v. Work for justice and peace. The situation in the Holy Land is very difficult. Conflict and Instability have made the road to political and social maturity a muddy one in most of our lands. Working for justice and peace is a Christian witness to prepare a better future for our people and country, requiring those who are responsible in the church (Priests and Bishops) to motivate the Israeli party to return to a dialogue about the path to peace, not only about fear and the past of the Holocaust, as one of the participants of the Synod has commented.
vi. The different religious Institutions. The most important apostolic work for the religious priest is his testimony by his consecrated life which is fed by prayer and penitence (Can. 763) and “the importance of being dressed in his religious habit as a token of his consecration and testimony of his vow of poverty.” (Can. 669 Sec.1) We notice here that there is no indigenous religious institution which is consecrated to meditation and a contemplative life, so it is recommended that one such community is founded to pray and intercede for all our society.
vii. The Christian minority.
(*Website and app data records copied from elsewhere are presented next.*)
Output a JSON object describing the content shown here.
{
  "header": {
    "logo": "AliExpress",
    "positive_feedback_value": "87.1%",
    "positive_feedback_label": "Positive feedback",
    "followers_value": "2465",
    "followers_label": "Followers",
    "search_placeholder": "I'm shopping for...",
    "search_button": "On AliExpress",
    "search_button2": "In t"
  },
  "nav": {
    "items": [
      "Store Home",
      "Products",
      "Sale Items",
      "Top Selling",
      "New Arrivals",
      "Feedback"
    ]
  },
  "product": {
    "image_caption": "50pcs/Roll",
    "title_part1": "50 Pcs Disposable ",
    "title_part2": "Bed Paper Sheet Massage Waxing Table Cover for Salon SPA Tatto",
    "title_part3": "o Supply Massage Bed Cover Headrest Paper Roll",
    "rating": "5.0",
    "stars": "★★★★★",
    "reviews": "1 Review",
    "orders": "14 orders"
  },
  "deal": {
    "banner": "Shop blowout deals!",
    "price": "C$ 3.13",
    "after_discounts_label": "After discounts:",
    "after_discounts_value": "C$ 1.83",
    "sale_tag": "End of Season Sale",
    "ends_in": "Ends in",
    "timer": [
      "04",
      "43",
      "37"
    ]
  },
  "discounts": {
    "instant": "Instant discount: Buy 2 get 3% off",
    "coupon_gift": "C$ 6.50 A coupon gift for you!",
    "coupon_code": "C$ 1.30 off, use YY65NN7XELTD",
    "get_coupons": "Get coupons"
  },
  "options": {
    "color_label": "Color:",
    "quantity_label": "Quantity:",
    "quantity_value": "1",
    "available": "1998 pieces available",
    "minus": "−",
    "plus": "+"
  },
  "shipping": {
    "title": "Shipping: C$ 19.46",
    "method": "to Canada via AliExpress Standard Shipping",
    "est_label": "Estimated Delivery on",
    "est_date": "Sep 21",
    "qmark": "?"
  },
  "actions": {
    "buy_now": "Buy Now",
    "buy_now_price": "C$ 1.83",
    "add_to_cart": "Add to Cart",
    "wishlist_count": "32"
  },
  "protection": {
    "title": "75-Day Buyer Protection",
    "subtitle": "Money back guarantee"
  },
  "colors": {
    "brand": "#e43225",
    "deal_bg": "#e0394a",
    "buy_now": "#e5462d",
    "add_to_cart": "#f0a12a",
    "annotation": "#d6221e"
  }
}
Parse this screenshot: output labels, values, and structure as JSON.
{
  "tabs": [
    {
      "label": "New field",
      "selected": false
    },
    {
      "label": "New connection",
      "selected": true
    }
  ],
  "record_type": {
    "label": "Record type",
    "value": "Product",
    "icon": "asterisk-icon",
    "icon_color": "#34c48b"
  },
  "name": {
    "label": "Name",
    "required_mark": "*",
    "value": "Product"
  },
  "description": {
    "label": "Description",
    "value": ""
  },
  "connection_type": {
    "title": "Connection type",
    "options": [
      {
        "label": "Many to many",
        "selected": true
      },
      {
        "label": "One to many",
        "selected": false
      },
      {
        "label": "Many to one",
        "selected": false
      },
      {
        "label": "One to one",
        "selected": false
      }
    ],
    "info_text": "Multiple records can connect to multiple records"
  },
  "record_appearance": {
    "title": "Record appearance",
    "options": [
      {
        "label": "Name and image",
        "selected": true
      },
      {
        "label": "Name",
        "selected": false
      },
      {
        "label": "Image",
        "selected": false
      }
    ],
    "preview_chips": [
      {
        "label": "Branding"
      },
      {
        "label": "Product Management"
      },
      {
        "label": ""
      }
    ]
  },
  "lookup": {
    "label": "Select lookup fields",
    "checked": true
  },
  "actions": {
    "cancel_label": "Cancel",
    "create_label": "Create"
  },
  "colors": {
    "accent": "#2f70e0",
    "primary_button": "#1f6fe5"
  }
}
The church does not ask from the disciple of Jesus to keep and live his faith, solely, but also to recognize Jesus in front of people and to follow him on the way of the cross, in the midst of the persecution which never parts from the church. (CCC 1816) “So everyone who acknowledges me before men, I also will acknowledge before my Father who is in heaven, but whoever denies me before men, I also will deny before my Father who is in heaven.” (Mt. 10:32-33) How much more than, is the priest obligated to serve the faith and to testify to it for salvation?
Conclusion. The fathers of the synod appeal to us to continue testifying to the divine life, (1Jn 1:1-3) this divine life which appeared to the apostles before 2000 years in the person of our Lord and Redeemer Jesus Christ. The same divine life which the church has lived and testified to for 2000 years in history. This life will always remain, it is the life of our church in the Middle East and is the subject of our testimony. This life remains as our support, promises the Lord: “And behold, I am with you always, to the end of the age.” (Mt 28:20) We will continue our path in hope, “hope does not put us to shame, because God’s love has been poured into our hearts through the Holy Spirit who has been given to us.” (Rom 5:5) The synod fathers also invite us to study the message of the synod and its recommendations in order to make them applicable, in each of our parishes and the various situations in which we live. We hope that this work is accomplished ecumenically.
Let us now put this all before our Blessed Mother, the Mother of the Church, who received from the crucified Lord the new mission: to be mother to all who yearn in His faith, to all who follow in His steps, and to all who are making way towards a new horizon for humanity. In this faith, in Jesus and in the power of His word we pray that this promise, “Behold, I am making all things new” (Rev. 21:5) will allow us to live a new Pentecost in the light of the teachings of the synod on the Middle East.